We're all busy studying for midterm exams. Some of us do it at our parents' homes out in the suburbs; some of us in hip Inner Loop apartments; some of us in on-campus dorm rooms; and others of us in ... lounges?
Yes, lounges, complete with multiple beds, windows covered in newspaper and no phones.
Lounge living is a situation some 150 Moody Towers residents found themselves in at the beginning of this semester, but apparently, even in the semester's 10th week, some students still have not been assigned standard dorm rooms.
According to Residential Life and Housing officials, the decidedly unsophisticated lounge life was the result of the university's allowing everyone who applied to live in the Towers to move in, whether or not vacant rooms existed for them.
It's a generous gesture, to be sure: No one would be denied a room due to those who decide they want to move out, drop out or flunk out, leaving empty rooms with no residents to fill them.
But the Towers lounge residents are an example of how generosity can wind up hurting some residents.
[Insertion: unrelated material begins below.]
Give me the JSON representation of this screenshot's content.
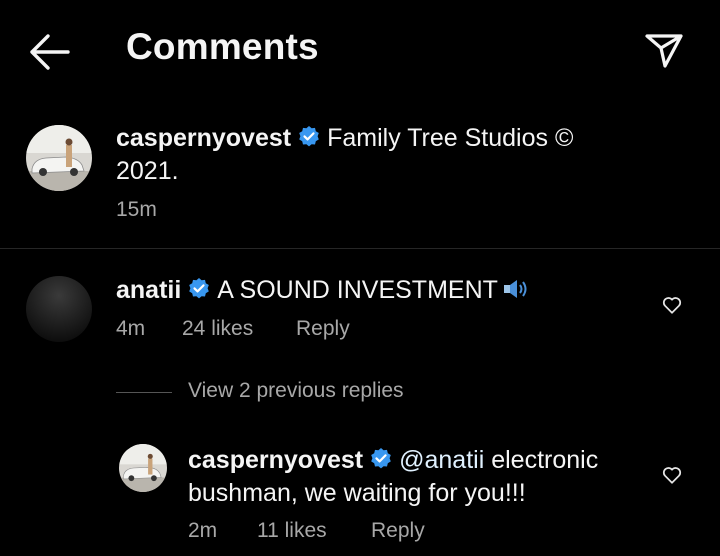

True, they were warned of this potential situation when they applied to live in the complex, and some students have nowhere else to live.
Perhaps, then, it is time to consider building new campus housing. Though the demand for housing has not severely exceeded the amount of available space, it seems something should be done to prevent paying residents from having to adjust to living conditions which compromise their privacy and comfort.
In the meantime, RLH is taking a step in the right direction by planning to compensate those students still living in lounges with a price cut.
Until a more permanent solution to the problem can be identified, it's good to see that at least one department at the University of Houston is actually showing an interest in customer service.
The gray-box editorials reflect the opinion of The Daily Cougar editorial board and editorial staff. All other opinions, letters, commentaries and cartoons reflect the viewpoint of the writer. Letters to the editor reflect only the opinion of the individual writers. No opinions expressed in The Daily Cougar necessarily reflect those of the University of Houston administration or the student body at large.